→ What is required
Restate the entries below verbatim.

→ Exercise material
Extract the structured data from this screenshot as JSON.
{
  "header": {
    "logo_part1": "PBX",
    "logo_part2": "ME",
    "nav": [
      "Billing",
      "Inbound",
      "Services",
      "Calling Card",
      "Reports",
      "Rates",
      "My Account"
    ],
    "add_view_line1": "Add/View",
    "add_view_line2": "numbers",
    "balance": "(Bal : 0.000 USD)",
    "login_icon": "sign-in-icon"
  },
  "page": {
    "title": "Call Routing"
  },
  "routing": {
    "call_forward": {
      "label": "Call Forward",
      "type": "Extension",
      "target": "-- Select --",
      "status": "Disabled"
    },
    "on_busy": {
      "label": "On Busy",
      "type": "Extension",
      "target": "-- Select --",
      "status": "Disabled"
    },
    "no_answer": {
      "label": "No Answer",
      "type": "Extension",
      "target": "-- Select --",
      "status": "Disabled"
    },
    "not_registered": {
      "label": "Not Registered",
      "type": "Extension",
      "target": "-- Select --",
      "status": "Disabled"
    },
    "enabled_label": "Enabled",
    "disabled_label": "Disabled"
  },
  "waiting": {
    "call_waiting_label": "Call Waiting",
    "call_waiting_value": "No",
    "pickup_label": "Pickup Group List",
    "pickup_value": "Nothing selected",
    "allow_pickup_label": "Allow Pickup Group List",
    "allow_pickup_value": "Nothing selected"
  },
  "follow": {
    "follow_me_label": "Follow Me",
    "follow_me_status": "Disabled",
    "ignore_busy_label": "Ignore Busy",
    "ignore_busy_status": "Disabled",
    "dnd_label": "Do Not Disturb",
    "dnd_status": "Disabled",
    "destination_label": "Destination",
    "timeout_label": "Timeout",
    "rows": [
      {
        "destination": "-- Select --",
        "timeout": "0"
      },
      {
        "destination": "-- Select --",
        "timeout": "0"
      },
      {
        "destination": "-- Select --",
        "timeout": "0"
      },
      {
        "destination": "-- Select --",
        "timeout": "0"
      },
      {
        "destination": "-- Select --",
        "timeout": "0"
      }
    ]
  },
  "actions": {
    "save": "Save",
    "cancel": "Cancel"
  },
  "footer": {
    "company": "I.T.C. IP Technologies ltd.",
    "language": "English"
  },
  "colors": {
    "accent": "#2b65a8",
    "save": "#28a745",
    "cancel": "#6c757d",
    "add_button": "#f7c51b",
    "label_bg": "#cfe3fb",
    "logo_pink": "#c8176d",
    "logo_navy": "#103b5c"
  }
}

→ Response area
Extract the structured data from this screenshot as JSON.
{
  "header": {
    "logo_part1": "PBX",
    "logo_part2": "ME",
    "nav": [
      "Billing",
      "Inbound",
      "Services",
      "Calling Card",
      "Reports",
      "Rates",
      "My Account"
    ],
    "add_view_line1": "Add/View",
    "add_view_line2": "numbers",
    "balance": "(Bal : 0.000 USD)",
    "login_icon": "sign-in-icon"
  },
  "page": {
    "title": "Call Routing"
  },
  "routing": {
    "call_forward": {
      "label": "Call Forward",
      "type": "Extension",
      "target": "-- Select --",
      "status": "Disabled"
    },
    "on_busy": {
      "label": "On Busy",
      "type": "Extension",
      "target": "-- Select --",
      "status": "Disabled"
    },
    "no_answer": {
      "label": "No Answer",
      "type": "Extension",
      "target": "-- Select --",
      "status": "Disabled"
    },
    "not_registered": {
      "label": "Not Registered",
      "type": "Extension",
      "target": "-- Select --",
      "status": "Disabled"
    },
    "enabled_label": "Enabled",
    "disabled_label": "Disabled"
  },
  "waiting": {
    "call_waiting_label": "Call Waiting",
    "call_waiting_value": "No",
    "pickup_label": "Pickup Group List",
    "pickup_value": "Nothing selected",
    "allow_pickup_label": "Allow Pickup Group List",
    "allow_pickup_value": "Nothing selected"
  },
  "follow": {
    "follow_me_label": "Follow Me",
    "follow_me_status": "Disabled",
    "ignore_busy_label": "Ignore Busy",
    "ignore_busy_status": "Disabled",
    "dnd_label": "Do Not Disturb",
    "dnd_status": "Disabled",
    "destination_label": "Destination",
    "timeout_label": "Timeout",
    "rows": [
      {
        "destination": "-- Select --",
        "timeout": "0"
      },
      {
        "destination": "-- Select --",
        "timeout": "0"
      },
      {
        "destination": "-- Select --",
        "timeout": "0"
      },
      {
        "destination": "-- Select --",
        "timeout": "0"
      },
      {
        "destination": "-- Select --",
        "timeout": "0"
      }
    ]
  },
  "actions": {
    "save": "Save",
    "cancel": "Cancel"
  },
  "footer": {
    "company": "I.T.C. IP Technologies ltd.",
    "language": "English"
  },
  "colors": {
    "accent": "#2b65a8",
    "save": "#28a745",
    "cancel": "#6c757d",
    "add_button": "#f7c51b",
    "label_bg": "#cfe3fb",
    "logo_pink": "#c8176d",
    "logo_navy": "#103b5c"
  }
}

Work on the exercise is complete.